Talks amongst this group continued on January 8 while House leadership visited the southern border. Reports remain mixed on the timeline for potential agreement, as language and allocations were expected in early January. Republicans, both in Congress and on the campaign trail, have stated reservations for more Ukraine funding, and are intent on rolling potential international defense support with a bill including immigration reform policies. As Speaker Johnson said at a January visit to Eagle Pass, Texas, “If President Biden wants a supplemental spending bill focused on national security, it better begin with defending America’s national security. We want to get the border closed and secured first."
In December, the U.S. Census Bureau reported the number of immigrants to the U.S. jumped to the highest level in two decades in 2023. Congressional Republicans have heaped criticism on President Biden’s CBP policies and DHS Secretary Alejandro Mayorkas. The House Homeland Security Committee began the impeachment process against Mayorkas on January 18thon party-line votes.
Though Democrats on the committee have dismissed these probes asbeing “without basis,” the Biden Administration’s immigration policy carries a definite political toll going into the 2024 election cycle. On one side, the higher number of migrants in 2023 caused apolitical stir in New York City, where a reported 66% of residents are concerned with migrant housing programs; Texas, where Governor Greg Abbott’s (R) Operation Lone Star continues to push for more border security, and many states in between. On the other, Biden also faced criticism from the political left for continuing some “Trump-era” policies into 2023, including continued construction of border barriers and taking appeals on restrictive asylum policies to the Supreme Court after being overruled in a San Francisco federal court. Democratic candidates, all the way to the top of the ticket, will face opposition campaign attacks on the high number of border crossings.

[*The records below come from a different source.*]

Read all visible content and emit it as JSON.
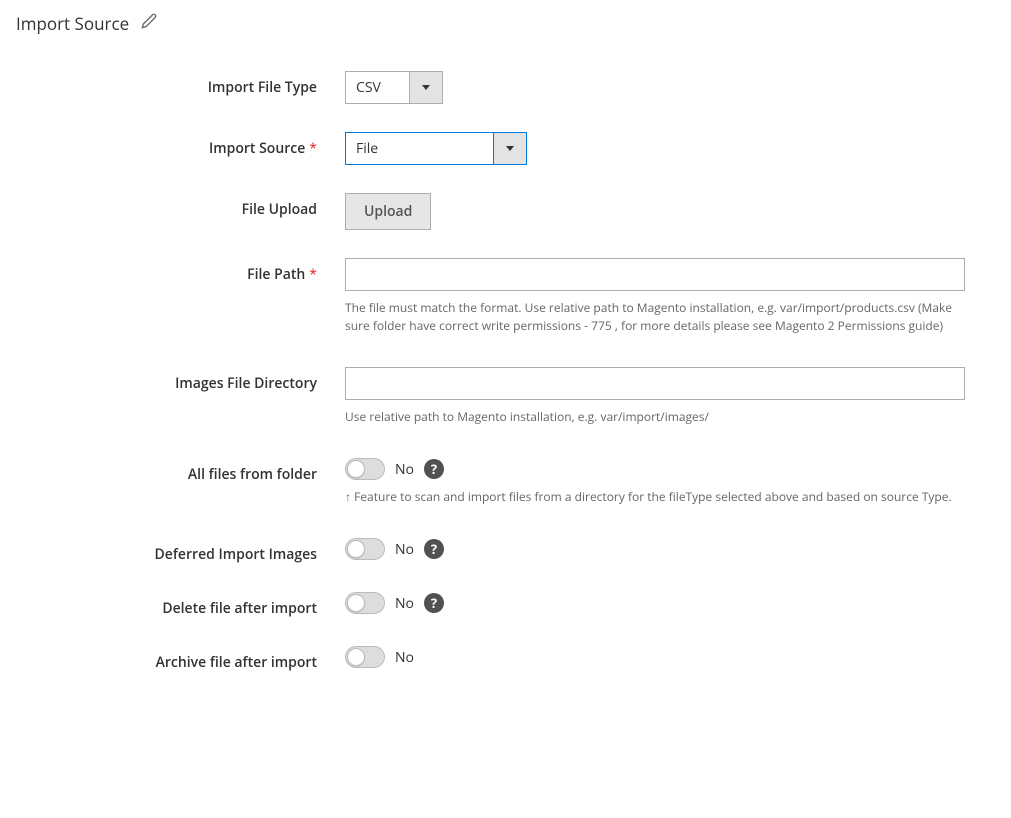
{
  "section": {
    "title": "Import Source"
  },
  "fields": {
    "file_type": {
      "label": "Import File Type",
      "value": "CSV"
    },
    "import_source": {
      "label": "Import Source",
      "value": "File"
    },
    "file_upload": {
      "label": "File Upload",
      "button": "Upload"
    },
    "file_path": {
      "label": "File Path",
      "value": "",
      "note": "The file must match the format. Use relative path to Magento installation, e.g. var/import/products.csv (Make sure folder have correct write permissions - 775 , for more details please see Magento 2 Permissions guide)"
    },
    "images_dir": {
      "label": "Images File Directory",
      "value": "",
      "note": "Use relative path to Magento installation, e.g. var/import/images/"
    },
    "all_files": {
      "label": "All files from folder",
      "status": "No",
      "note": "↑ Feature to scan and import files from a directory for the fileType selected above and based on source Type."
    },
    "deferred": {
      "label": "Deferred Import Images",
      "status": "No"
    },
    "delete_after": {
      "label": "Delete file after import",
      "status": "No"
    },
    "archive_after": {
      "label": "Archive file after import",
      "status": "No"
    }
  },
  "help_glyph": "?",
  "required_glyph": "*"
}
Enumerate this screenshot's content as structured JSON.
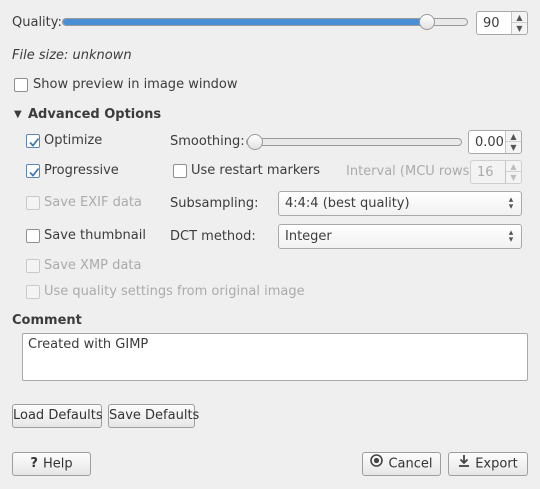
{
  "quality": {
    "label": "Quality:",
    "value": "90",
    "slider_fraction": 0.9
  },
  "file_size": "File size: unknown",
  "show_preview": {
    "label": "Show preview in image window",
    "checked": false
  },
  "advanced": {
    "header": "Advanced Options",
    "optimize": {
      "label": "Optimize",
      "checked": true
    },
    "progressive": {
      "label": "Progressive",
      "checked": true
    },
    "save_exif": {
      "label": "Save EXIF data",
      "checked": false,
      "enabled": false
    },
    "save_thumbnail": {
      "label": "Save thumbnail",
      "checked": false
    },
    "save_xmp": {
      "label": "Save XMP data",
      "checked": false,
      "enabled": false
    },
    "use_quality": {
      "label": "Use quality settings from original image",
      "checked": false,
      "enabled": false
    },
    "smoothing": {
      "label": "Smoothing:",
      "value": "0.00",
      "slider_fraction": 0.0
    },
    "restart_markers": {
      "label": "Use restart markers",
      "checked": false
    },
    "interval": {
      "label": "Interval (MCU rows):",
      "value": "16"
    },
    "subsampling": {
      "label": "Subsampling:",
      "value": "4:4:4 (best quality)"
    },
    "dct": {
      "label": "DCT method:",
      "value": "Integer"
    }
  },
  "comment": {
    "label": "Comment",
    "value": "Created with GIMP"
  },
  "buttons": {
    "load_defaults": "Load Defaults",
    "save_defaults": "Save Defaults",
    "help": "Help",
    "cancel": "Cancel",
    "export": "Export"
  },
  "colors": {
    "accent": "#4a8fd6",
    "check": "#3e7ab8",
    "background": "#efefef"
  }
}
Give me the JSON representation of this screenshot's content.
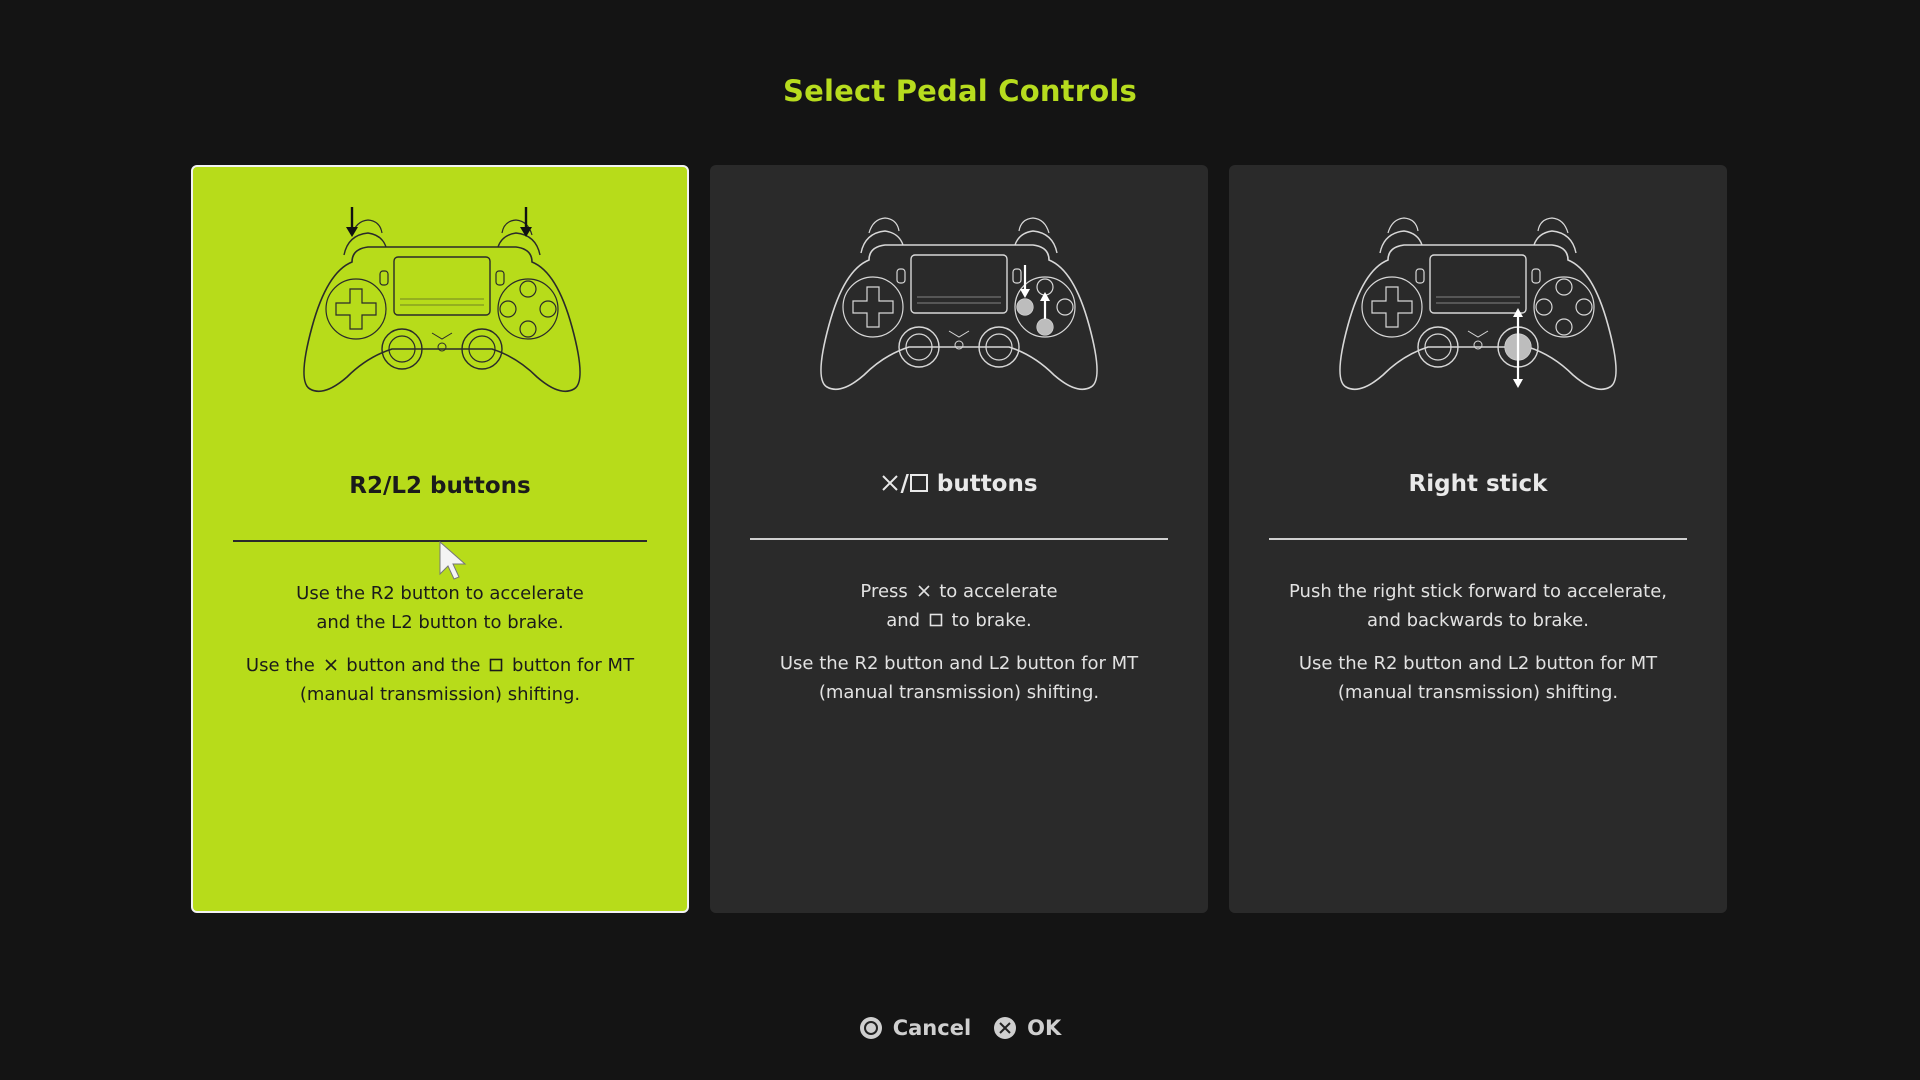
{
  "header": {
    "title": "Select Pedal Controls"
  },
  "cards": [
    {
      "title": "R2/L2 buttons",
      "selected": true,
      "line1": [
        "Use the R2 button to accelerate",
        "and the L2 button to brake."
      ],
      "line2_a": "Use the",
      "line2_b": "button and the",
      "line2_c": "button for MT",
      "line2_d": "(manual transmission) shifting."
    },
    {
      "title_suffix": "buttons",
      "selected": false,
      "p1_a": "Press",
      "p1_b": "to accelerate",
      "p1_c": "and",
      "p1_d": "to brake.",
      "line2": [
        "Use the R2 button and L2 button for MT",
        "(manual transmission) shifting."
      ]
    },
    {
      "title": "Right stick",
      "selected": false,
      "line1": [
        "Push the right stick forward to accelerate,",
        "and backwards to brake."
      ],
      "line2": [
        "Use the R2 button and L2 button for MT",
        "(manual transmission) shifting."
      ]
    }
  ],
  "footer": {
    "cancel_label": "Cancel",
    "ok_label": "OK"
  },
  "colors": {
    "accent": "#b7dc1a",
    "background": "#141414",
    "card": "#2a2a2a"
  },
  "icons": [
    "controller-icon",
    "arrow-down-icon",
    "cross-icon",
    "square-icon",
    "circle-icon",
    "mouse-cursor-icon"
  ]
}
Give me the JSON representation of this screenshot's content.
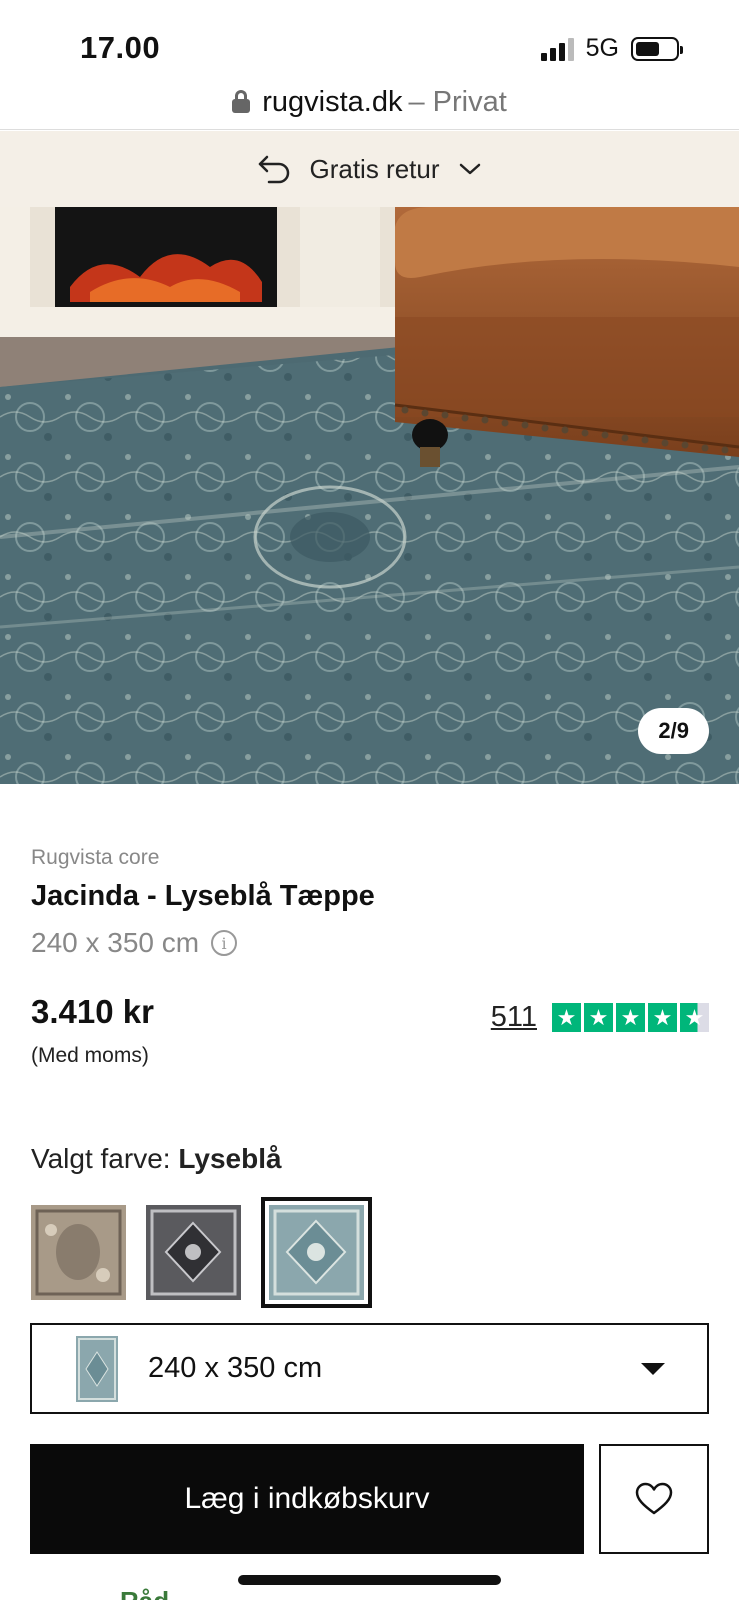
{
  "status_bar": {
    "time": "17.00",
    "network": "5G",
    "battery_level": 0.6
  },
  "browser": {
    "domain": "rugvista.dk",
    "suffix": "– Privat"
  },
  "banner": {
    "text": "Gratis retur"
  },
  "gallery": {
    "counter": "2/9"
  },
  "product": {
    "brand": "Rugvista core",
    "title": "Jacinda - Lyseblå Tæppe",
    "size": "240 x 350 cm",
    "price": "3.410 kr",
    "vat_note": "(Med moms)",
    "review_count": "511",
    "stars": 4.5
  },
  "color": {
    "label": "Valgt farve:",
    "selected": "Lyseblå",
    "swatches": [
      {
        "name": "beige",
        "color": "#a89a88"
      },
      {
        "name": "gray",
        "color": "#5a5a5e"
      },
      {
        "name": "light-blue",
        "color": "#8ba7ad"
      }
    ]
  },
  "size_select": {
    "value": "240 x 350 cm"
  },
  "actions": {
    "add_to_cart": "Læg i indkøbskurv"
  },
  "partial_text": "Råd"
}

On Capitol Hill, President Biden’s requested foreign assistance supplemental package will only progress with immigration policy reforms. Republicans have made clear the President’s foreign policy priorities in Europe and Asia will only be realized if he makes changes to asylum rules and delivers more resources to law enforcement in border states. In bipartisan Senate negotiations, the overall supplemental package’s main sticking point remains over a policy that would restrict presidential parole authority, which allows certain migrants to remain in the U.S. before their case hearing (which often comes months or years after their initial asylum claim).GOP Senators see this supplemental package as a prime opportunity to get stricter border provisions passed on a bipartisan vote, though analysts question if Senate-negotiated provisions will pass a more conservative House. Other GOP Congressional leaders have made cases for even more restrictive policies’ inclusion in a potential package; Speaker Johnson has held that provisions in House-passed H.R.2be included, which would make an alien ineligible to apply for asylum if DHS determines the alien can be removed to a “safe third country” or if the alien attempted to enter the U.S. after transiting through a third country. Senator John Thune (R-SD) also floated an idea for a refugee ‘cap.’
Several other legislative priorities also require Congressional action this year. These include reauthorization of the Farm Bill, which expired in 2023 but has been backlogged by negotiations for USDA overall spending; another debt limit agreement before suspension under the Fiscal Responsibility Act expires January 1, 2025; potential artificial intelligence safeguard legislation slowly progressing through Committees; and healthcare reform packages currently being conferenced between Senate Finance and House Energy and Commerce Committee staff.